WHAT YOU SHOULD DO »
Go through the material line by line and copy each one with the word "offer".
§ §
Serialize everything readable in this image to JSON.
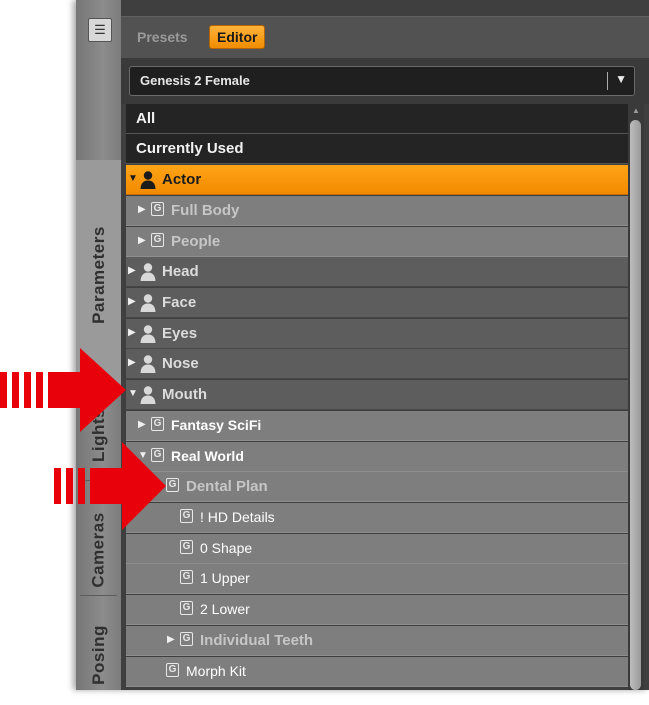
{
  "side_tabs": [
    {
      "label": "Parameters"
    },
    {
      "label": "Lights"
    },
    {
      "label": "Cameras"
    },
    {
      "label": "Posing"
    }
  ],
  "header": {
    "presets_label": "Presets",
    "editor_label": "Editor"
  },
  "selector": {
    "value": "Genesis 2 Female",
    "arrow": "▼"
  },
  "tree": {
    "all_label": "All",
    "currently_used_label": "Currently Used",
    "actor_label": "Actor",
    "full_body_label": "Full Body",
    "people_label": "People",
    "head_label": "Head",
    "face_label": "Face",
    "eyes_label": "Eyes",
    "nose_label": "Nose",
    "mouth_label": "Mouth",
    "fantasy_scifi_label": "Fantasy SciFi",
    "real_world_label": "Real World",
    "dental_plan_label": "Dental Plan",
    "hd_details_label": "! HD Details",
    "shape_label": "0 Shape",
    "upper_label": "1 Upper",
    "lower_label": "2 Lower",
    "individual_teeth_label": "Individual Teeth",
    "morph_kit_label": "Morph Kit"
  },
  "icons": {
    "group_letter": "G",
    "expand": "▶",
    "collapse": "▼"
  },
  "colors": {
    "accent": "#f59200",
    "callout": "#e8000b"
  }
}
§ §
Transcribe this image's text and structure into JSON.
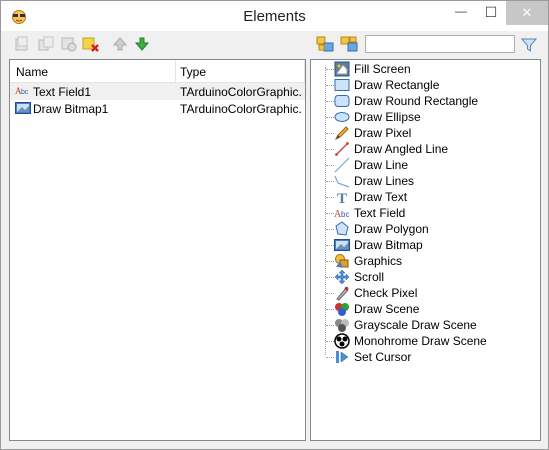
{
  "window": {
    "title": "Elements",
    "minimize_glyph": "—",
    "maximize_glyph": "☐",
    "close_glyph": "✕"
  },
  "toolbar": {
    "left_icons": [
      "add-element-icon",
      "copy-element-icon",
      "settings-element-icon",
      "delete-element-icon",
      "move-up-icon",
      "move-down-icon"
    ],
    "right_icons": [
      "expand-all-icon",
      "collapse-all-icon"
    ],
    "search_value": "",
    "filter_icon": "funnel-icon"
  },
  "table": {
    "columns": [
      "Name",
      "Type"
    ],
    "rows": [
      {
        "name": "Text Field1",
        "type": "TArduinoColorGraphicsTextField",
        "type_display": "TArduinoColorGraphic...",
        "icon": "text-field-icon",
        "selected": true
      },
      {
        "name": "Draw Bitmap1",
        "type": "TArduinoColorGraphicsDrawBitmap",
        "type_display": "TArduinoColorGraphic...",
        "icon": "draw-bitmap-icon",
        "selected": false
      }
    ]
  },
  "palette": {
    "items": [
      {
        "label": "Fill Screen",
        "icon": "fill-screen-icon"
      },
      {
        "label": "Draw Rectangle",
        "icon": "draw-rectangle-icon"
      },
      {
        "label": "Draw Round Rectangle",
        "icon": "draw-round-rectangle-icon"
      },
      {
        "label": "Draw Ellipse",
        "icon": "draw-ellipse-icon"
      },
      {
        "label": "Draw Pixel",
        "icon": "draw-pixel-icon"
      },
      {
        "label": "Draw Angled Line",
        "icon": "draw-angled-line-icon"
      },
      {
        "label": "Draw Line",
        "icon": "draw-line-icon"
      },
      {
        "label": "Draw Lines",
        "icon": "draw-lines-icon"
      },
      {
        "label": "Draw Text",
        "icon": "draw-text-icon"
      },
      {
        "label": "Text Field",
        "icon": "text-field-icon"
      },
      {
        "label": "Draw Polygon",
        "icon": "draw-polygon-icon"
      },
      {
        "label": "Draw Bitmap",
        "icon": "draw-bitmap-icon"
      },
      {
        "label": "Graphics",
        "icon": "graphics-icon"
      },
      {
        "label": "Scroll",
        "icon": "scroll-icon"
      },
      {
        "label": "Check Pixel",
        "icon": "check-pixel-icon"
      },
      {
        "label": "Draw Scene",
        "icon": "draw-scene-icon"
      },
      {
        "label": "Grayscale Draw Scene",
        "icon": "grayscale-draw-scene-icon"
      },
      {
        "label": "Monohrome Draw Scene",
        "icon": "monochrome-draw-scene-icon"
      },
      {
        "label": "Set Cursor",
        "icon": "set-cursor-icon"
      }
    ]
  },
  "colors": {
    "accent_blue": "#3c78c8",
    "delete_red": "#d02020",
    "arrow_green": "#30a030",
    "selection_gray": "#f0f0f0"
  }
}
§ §
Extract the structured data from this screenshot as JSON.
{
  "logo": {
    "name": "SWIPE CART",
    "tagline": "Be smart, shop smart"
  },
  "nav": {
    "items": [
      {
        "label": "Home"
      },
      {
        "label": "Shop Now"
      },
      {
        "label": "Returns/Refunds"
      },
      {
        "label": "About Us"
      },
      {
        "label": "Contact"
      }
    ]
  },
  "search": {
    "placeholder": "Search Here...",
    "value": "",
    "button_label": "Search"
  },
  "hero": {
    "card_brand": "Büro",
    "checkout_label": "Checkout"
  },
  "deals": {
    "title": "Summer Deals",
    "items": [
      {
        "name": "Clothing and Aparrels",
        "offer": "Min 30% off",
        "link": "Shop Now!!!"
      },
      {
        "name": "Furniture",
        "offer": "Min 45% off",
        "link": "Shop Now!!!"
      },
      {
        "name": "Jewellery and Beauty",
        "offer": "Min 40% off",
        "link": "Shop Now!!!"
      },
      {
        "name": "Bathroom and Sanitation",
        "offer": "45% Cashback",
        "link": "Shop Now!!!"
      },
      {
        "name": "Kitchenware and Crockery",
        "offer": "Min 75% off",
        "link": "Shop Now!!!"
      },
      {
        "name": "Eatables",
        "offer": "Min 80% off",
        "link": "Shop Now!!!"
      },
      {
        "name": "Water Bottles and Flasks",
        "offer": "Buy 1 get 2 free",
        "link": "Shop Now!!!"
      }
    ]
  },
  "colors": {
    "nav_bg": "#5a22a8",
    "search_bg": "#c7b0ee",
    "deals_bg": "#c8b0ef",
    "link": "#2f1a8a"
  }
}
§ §
SOLUTION FOR THIS PROBLEM »
        "offer": "Min 30% off",
        "offer": "Min 45% off",
        "offer": "Min 40% off",
        "offer": "45% Cashback",
        "offer": "Min 75% off",
        "offer": "Min 80% off",
        "offer": "Buy 1 get 2 free",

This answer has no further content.